-- Opening Marker --

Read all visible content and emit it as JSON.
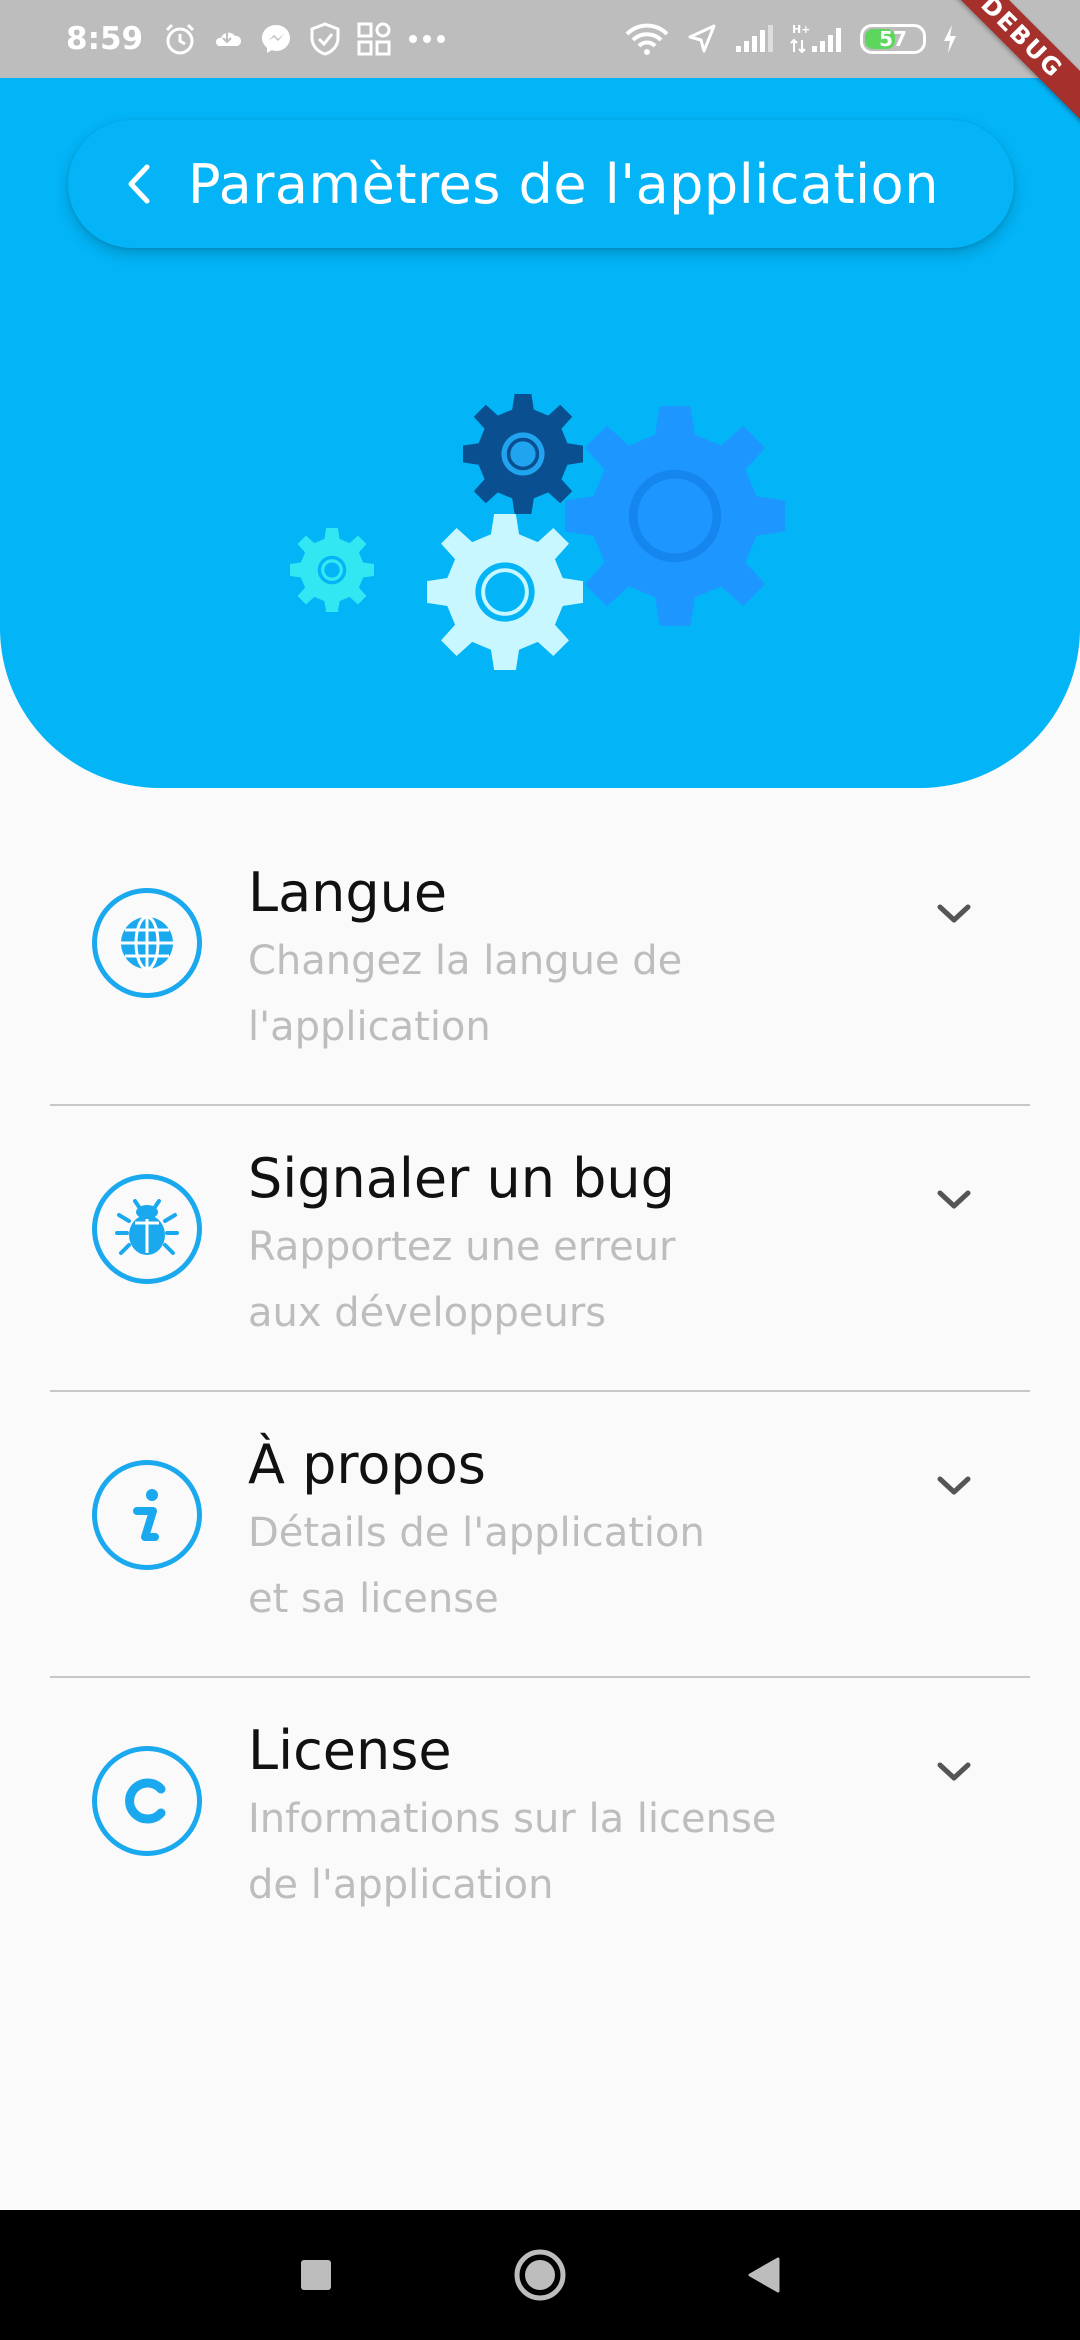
{
  "status_bar": {
    "time": "8:59",
    "battery_level": "57",
    "battery_fraction": 0.57,
    "debug_label": "DEBUG",
    "icons_left": [
      "alarm-icon",
      "cloud-icon",
      "messenger-icon",
      "shield-icon",
      "apps-grid-icon",
      "more-dots-icon"
    ],
    "icons_right": [
      "wifi-icon",
      "location-icon",
      "signal-icon",
      "network-hplus-icon",
      "battery-icon",
      "charging-icon"
    ]
  },
  "header": {
    "title": "Paramètres de l'application",
    "back_icon": "chevron-left-icon",
    "background_color": "#03b4f6",
    "illustration": "gears-illustration"
  },
  "settings": [
    {
      "icon": "globe-icon",
      "title": "Langue",
      "subtitle_line1": "Changez la langue de",
      "subtitle_line2": "l'application"
    },
    {
      "icon": "bug-icon",
      "title": "Signaler un bug",
      "subtitle_line1": "Rapportez une erreur",
      "subtitle_line2": "aux développeurs"
    },
    {
      "icon": "info-icon",
      "title": "À propos",
      "subtitle_line1": "Détails de l'application",
      "subtitle_line2": "et sa license"
    },
    {
      "icon": "copyright-icon",
      "title": "License",
      "subtitle_line1": "Informations sur la license",
      "subtitle_line2": "de l'application"
    }
  ],
  "colors": {
    "accent": "#03b4f6",
    "icon_blue": "#1aa9ee",
    "title_text": "#111111",
    "subtitle_text": "#bdbdbd",
    "divider": "#c8c8c8",
    "debug_ribbon": "#a5302c"
  },
  "nav_bar": {
    "buttons": [
      "recents-square-icon",
      "home-circle-icon",
      "back-triangle-icon"
    ]
  }
}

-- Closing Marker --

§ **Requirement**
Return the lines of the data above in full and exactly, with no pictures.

§ **Exercise solution**
Read all visible content and emit it as JSON.
{
  "status_bar": {
    "time": "8:59",
    "battery_level": "57",
    "battery_fraction": 0.57,
    "debug_label": "DEBUG",
    "icons_left": [
      "alarm-icon",
      "cloud-icon",
      "messenger-icon",
      "shield-icon",
      "apps-grid-icon",
      "more-dots-icon"
    ],
    "icons_right": [
      "wifi-icon",
      "location-icon",
      "signal-icon",
      "network-hplus-icon",
      "battery-icon",
      "charging-icon"
    ]
  },
  "header": {
    "title": "Paramètres de l'application",
    "back_icon": "chevron-left-icon",
    "background_color": "#03b4f6",
    "illustration": "gears-illustration"
  },
  "settings": [
    {
      "icon": "globe-icon",
      "title": "Langue",
      "subtitle_line1": "Changez la langue de",
      "subtitle_line2": "l'application"
    },
    {
      "icon": "bug-icon",
      "title": "Signaler un bug",
      "subtitle_line1": "Rapportez une erreur",
      "subtitle_line2": "aux développeurs"
    },
    {
      "icon": "info-icon",
      "title": "À propos",
      "subtitle_line1": "Détails de l'application",
      "subtitle_line2": "et sa license"
    },
    {
      "icon": "copyright-icon",
      "title": "License",
      "subtitle_line1": "Informations sur la license",
      "subtitle_line2": "de l'application"
    }
  ],
  "colors": {
    "accent": "#03b4f6",
    "icon_blue": "#1aa9ee",
    "title_text": "#111111",
    "subtitle_text": "#bdbdbd",
    "divider": "#c8c8c8",
    "debug_ribbon": "#a5302c"
  },
  "nav_bar": {
    "buttons": [
      "recents-square-icon",
      "home-circle-icon",
      "back-triangle-icon"
    ]
  }
}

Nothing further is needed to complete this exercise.